“The past year, as a Town Board member, working on and consulting with the architects on the design of this project, it really has been a labor of love,” Councilman Mark Cuthbertson said. “They came in with some things that were sort of out of the box, and we tweaked what they had, and I think the final product is something that needs work but is something that is a really, really good start.”
Councilman Eugene Cook said, “We want to make this something for the residents of the Town of Huntington and for the Conte family. It’s a great way of honoring Jim.”
State Senate Majority Leader John Flanagan said, “Jim was involved in everything. He made this Town a better place. He continues to make it a better place. I can’t wait to see the end product here because it is going to be a testament to him and to his family.”
State Sen. Carl Marcellino said, “We look forward to this place changing. We look forward to the design. We look forward to the changes that we will see happening. This end of Huntington will be a better place for it, and it couldn’t be named after a better person who represented Huntington Station for many years with pride.”

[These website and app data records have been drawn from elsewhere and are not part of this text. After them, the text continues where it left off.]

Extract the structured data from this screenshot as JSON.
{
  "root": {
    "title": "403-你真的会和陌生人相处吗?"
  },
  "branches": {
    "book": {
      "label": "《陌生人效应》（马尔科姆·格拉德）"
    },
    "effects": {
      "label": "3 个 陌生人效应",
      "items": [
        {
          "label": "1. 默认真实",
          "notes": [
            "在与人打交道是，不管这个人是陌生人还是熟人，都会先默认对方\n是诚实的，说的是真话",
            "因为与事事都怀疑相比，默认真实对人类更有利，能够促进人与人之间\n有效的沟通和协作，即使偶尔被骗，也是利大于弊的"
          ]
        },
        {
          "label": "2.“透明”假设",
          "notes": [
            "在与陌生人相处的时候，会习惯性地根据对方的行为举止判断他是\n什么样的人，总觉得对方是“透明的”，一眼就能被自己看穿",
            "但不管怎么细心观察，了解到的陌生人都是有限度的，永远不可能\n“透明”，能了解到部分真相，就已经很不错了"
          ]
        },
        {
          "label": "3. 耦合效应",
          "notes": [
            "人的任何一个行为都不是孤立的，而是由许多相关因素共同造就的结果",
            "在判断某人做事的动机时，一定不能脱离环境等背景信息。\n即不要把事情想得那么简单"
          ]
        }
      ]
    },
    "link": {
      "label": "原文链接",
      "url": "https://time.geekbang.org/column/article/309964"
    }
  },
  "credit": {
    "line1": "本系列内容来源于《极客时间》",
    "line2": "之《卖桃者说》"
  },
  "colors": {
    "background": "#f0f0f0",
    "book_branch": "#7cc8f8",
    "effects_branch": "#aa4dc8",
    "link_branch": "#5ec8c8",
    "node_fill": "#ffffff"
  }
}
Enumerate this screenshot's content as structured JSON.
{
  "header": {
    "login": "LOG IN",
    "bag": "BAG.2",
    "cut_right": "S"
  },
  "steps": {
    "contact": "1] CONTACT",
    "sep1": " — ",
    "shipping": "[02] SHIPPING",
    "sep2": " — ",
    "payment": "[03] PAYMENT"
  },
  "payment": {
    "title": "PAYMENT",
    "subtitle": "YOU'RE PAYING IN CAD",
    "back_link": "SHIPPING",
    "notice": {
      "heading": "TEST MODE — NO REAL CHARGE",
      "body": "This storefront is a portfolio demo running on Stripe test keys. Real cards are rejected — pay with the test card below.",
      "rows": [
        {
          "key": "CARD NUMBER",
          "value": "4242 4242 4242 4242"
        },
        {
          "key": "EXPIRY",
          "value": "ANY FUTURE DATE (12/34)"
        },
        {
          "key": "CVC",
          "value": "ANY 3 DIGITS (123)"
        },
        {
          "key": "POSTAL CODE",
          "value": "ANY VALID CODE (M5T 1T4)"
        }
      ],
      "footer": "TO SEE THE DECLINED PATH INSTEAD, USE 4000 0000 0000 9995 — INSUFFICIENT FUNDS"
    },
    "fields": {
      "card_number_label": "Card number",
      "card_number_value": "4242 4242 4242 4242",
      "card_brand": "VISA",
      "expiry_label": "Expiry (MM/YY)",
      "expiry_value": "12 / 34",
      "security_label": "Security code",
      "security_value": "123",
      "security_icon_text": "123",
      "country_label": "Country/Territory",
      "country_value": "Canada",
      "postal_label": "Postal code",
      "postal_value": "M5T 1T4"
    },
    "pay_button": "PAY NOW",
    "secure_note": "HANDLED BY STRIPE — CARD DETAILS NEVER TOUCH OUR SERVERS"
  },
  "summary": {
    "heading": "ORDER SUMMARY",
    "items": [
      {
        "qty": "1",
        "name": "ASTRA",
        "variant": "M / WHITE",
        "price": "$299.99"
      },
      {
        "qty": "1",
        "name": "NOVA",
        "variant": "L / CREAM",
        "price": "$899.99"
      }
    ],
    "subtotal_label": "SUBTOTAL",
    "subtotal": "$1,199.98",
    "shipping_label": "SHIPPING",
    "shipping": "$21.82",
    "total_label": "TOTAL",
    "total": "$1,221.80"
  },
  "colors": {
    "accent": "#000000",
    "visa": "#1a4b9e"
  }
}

Assemb. Andrew Raia said, “There are so many things in my life that are better because of Jimmy Conte. He cared from the bottom of his heart. Jimmy Conte always did the right thing because it came from his heart, it came from bhis head, it came from his family and it came drom his love of this town.”
Assemb. (and Supervisor-Elect) Chad Lupinacci said, “It took a lot of work to get to this day, and it shows you how all levels of government can work together for the progress of our Town. This building is built of brick and mortar, but the name has much farther significance. We know that even though he is gone, his legacy will continue. It will continue through his family and through the many generations of children who will walk through this building and of course, the veterans who will have a special place on Fifth Street. We know that his legacy will continue for many generations to come.”
The final speakers were Assemb. Conte’s daughters, representing the family.
“A couple of months ago, my mother and I went down to Town Hall to view the plans that are going to be on display today, and we were just blown away,” Sarah Conte said. “This is exactly what my father would have wanted for this community. And myself and my family, we are so honored to be here and to have this named after him, and we know he would be honored as well.”
Added Samantha Conte, “He would be jumping up and down and dancing in this room if he knew Huntington Station was going to get a project this big. He valued the community. He knew the value of what a building like this could offer.”